It is uncertain why some people form gallstones but risk factors include being female, prior pregnancy, age over 40 years and being overweight. Gallstones are also more common as you get older and some people may have a family history of gallstones. There is no known means to prevent gallstones.
These stones may block the flow of bile out of the gallbladder, causing it to swell and resulting in sharp abdominal pain, vomiting, indigestion and, occasionally, fever. If the gallstone blocks the common bile duct, jaundice (a yellowing of the skin) can occur.
- Ultrasound is most commonly used to find gallstones.

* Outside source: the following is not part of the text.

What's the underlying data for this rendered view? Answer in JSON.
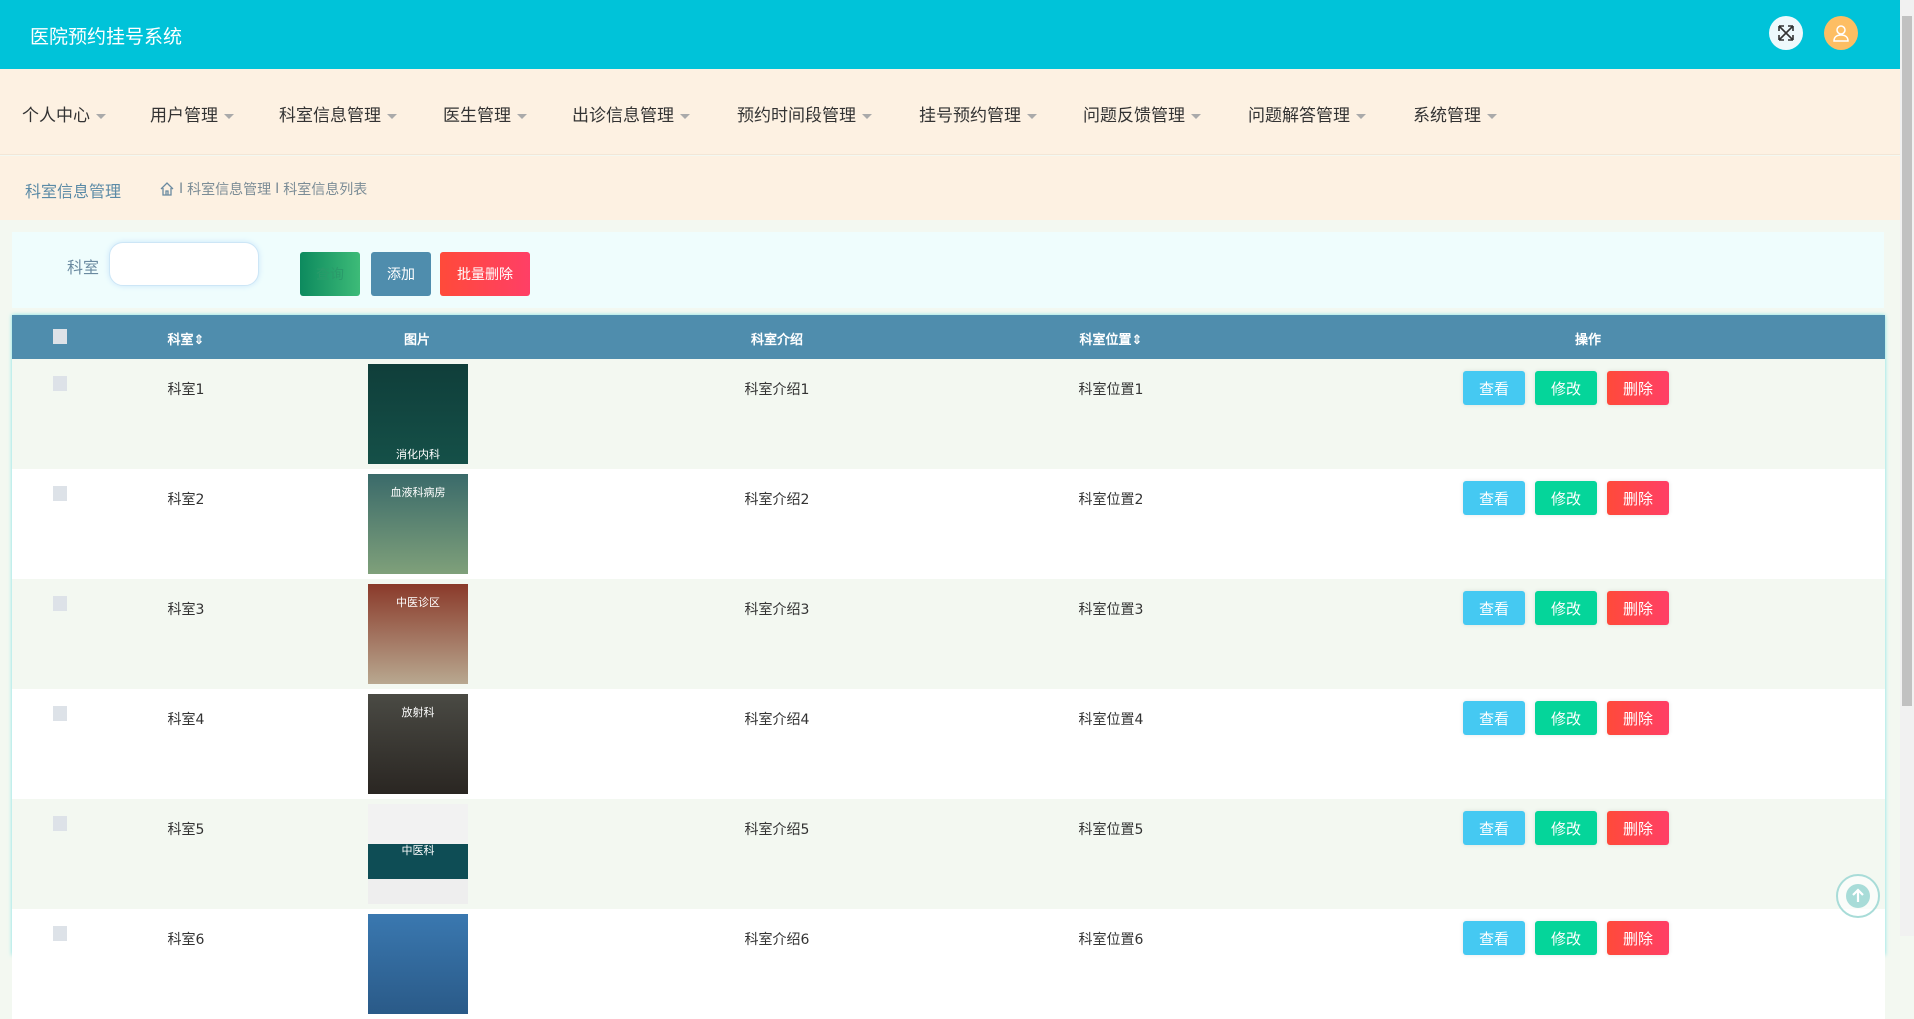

- In a few more complex cases, other X-ray test such as a CT scan or a gallbladder nuclear medicine scan may be used to evaluate gallbladder disease.
Gallstones do not go away on their own. Some can be temporarily managed by making dietary adjustments, such as reducing fat intake. This treatment has a low, short-term success rate. Symptoms will eventually continue unless the gallbladder is removed. Treatments to break up or dissolve gallstones are largely unsuccessful.
Surgical removal of the gallbladder is the time-honored and safest treatment of gallbladder disease.
What are the Advantages of Performing Laparoscopic Gallbladder Removal?
- Rather than a five to seven inch incision, the operation requires only four small openings in the abdomen.
- Patients usually have minimal post-operative pain.
- Patients usually experience faster recovery than open gallbladder surgery patients.
- Most patients go home the same day of the surgery and enjoy a quicker return to normal activities.
Are you a Candidate?
Although there are many advantages to laparoscopic gallbladder removal (cholecystectomy), the procedure may not be appropriate for some patients who have severe complicated gallbladder disease or previous upper abdominal surgery. A thorough medical evaluation by your personal physician, in consultation with a surgeon trained in laparoscopy, can determine if laparoscopic gallbladder removal (cholecystectomy) is an appropriate procedure for you.